• **ENTRIES SHOWN**:
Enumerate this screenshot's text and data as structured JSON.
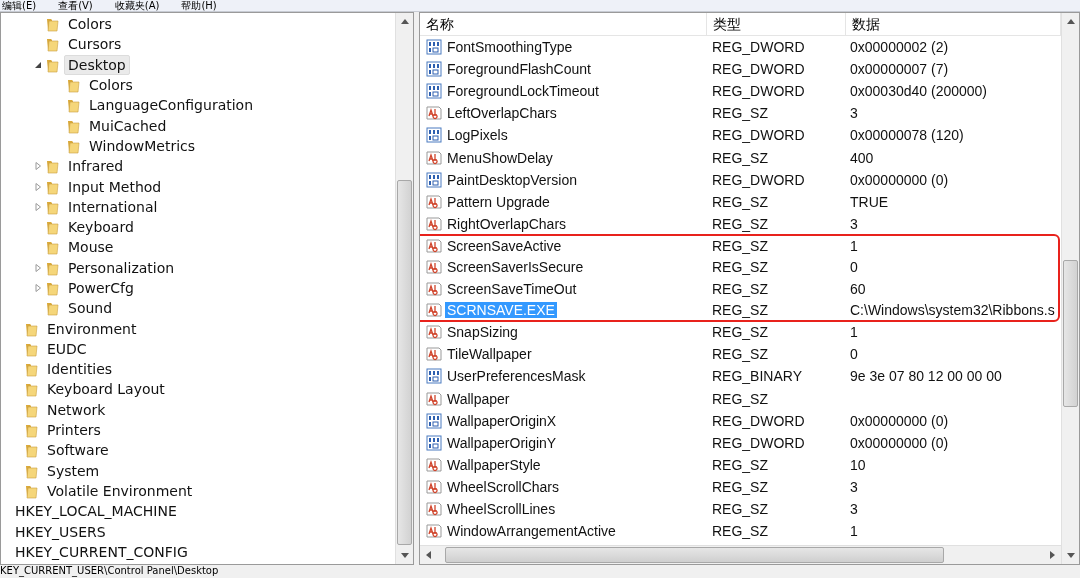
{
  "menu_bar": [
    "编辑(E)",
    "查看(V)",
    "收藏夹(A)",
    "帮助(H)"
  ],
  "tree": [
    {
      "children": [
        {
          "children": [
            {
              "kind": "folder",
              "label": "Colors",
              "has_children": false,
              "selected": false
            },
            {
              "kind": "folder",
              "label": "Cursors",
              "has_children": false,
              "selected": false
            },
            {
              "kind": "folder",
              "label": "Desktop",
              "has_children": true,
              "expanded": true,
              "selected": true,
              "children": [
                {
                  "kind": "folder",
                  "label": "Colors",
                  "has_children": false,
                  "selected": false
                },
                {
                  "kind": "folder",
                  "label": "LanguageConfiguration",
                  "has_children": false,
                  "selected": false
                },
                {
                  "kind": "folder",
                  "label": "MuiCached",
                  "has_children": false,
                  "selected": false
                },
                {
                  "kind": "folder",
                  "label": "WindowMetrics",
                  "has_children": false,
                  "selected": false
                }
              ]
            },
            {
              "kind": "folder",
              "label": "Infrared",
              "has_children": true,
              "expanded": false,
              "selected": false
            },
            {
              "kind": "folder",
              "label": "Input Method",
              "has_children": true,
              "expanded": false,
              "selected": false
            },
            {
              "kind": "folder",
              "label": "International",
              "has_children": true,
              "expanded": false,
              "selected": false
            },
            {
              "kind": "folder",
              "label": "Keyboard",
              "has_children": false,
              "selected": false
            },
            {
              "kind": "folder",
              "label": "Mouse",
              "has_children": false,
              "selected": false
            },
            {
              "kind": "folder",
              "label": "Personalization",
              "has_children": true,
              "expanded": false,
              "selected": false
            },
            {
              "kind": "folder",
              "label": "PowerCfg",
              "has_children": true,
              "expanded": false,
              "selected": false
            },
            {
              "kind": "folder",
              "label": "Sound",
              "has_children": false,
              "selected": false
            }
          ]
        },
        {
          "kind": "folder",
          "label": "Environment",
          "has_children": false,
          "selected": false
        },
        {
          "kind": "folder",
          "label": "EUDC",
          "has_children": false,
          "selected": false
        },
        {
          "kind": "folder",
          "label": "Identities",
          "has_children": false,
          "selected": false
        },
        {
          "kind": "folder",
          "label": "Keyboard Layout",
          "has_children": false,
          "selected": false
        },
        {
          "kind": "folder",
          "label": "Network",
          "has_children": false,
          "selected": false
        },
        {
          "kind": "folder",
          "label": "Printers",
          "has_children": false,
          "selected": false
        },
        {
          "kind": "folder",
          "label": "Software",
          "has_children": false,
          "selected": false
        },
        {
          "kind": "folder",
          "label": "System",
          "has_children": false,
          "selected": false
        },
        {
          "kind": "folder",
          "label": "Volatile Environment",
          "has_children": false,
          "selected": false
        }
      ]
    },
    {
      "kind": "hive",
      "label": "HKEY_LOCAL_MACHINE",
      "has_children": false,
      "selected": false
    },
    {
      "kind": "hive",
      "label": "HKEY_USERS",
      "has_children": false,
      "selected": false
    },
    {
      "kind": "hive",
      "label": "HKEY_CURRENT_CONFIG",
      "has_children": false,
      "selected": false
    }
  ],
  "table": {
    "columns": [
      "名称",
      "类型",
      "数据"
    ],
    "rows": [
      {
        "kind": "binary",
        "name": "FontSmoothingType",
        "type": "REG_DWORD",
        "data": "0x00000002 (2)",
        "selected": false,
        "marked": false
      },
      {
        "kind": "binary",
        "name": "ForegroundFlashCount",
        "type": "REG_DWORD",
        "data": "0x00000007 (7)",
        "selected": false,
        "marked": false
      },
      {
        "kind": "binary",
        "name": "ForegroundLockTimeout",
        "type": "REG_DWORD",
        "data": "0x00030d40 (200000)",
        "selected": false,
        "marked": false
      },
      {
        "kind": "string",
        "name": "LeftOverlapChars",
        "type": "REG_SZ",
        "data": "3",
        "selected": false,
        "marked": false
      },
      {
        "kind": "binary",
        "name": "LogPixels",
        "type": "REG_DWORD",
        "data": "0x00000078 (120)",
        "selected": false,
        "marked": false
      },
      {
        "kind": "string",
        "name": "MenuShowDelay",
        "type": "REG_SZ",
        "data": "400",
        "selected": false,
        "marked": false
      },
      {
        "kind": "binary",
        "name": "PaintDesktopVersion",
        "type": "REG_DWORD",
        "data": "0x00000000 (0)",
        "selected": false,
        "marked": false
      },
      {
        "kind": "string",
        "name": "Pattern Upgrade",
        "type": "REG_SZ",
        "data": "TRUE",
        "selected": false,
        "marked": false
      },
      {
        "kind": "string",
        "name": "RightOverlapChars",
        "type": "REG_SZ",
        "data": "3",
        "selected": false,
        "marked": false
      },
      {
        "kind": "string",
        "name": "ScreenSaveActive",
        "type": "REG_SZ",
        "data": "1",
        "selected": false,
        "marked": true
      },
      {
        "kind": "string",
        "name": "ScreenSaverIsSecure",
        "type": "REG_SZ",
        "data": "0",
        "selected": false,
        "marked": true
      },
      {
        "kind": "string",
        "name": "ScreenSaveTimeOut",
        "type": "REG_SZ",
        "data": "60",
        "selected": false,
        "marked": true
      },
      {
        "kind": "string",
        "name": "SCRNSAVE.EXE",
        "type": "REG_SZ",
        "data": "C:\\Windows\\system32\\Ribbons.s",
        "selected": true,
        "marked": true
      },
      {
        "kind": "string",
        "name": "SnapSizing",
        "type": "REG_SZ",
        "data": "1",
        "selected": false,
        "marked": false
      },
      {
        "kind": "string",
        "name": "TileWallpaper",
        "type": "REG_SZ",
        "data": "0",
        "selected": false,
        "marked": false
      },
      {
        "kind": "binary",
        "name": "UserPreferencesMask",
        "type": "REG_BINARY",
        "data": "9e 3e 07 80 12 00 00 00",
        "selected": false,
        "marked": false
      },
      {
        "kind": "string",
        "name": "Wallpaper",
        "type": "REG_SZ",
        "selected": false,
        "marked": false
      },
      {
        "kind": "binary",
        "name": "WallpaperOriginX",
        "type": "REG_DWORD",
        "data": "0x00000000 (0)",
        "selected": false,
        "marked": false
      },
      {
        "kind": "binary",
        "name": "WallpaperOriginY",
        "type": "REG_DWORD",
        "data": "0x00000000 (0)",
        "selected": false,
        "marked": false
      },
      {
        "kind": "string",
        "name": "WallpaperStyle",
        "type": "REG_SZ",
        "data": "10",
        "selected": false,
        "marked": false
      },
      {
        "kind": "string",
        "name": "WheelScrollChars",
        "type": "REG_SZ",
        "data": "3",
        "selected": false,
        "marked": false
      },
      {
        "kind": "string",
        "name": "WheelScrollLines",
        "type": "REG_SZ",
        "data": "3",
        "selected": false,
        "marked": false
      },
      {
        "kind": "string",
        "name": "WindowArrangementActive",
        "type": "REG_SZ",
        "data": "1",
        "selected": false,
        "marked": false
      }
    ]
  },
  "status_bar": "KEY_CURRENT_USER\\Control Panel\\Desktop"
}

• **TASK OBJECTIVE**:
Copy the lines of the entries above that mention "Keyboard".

• **RESULT**:
              "label": "Keyboard",
          "label": "Keyboard Layout",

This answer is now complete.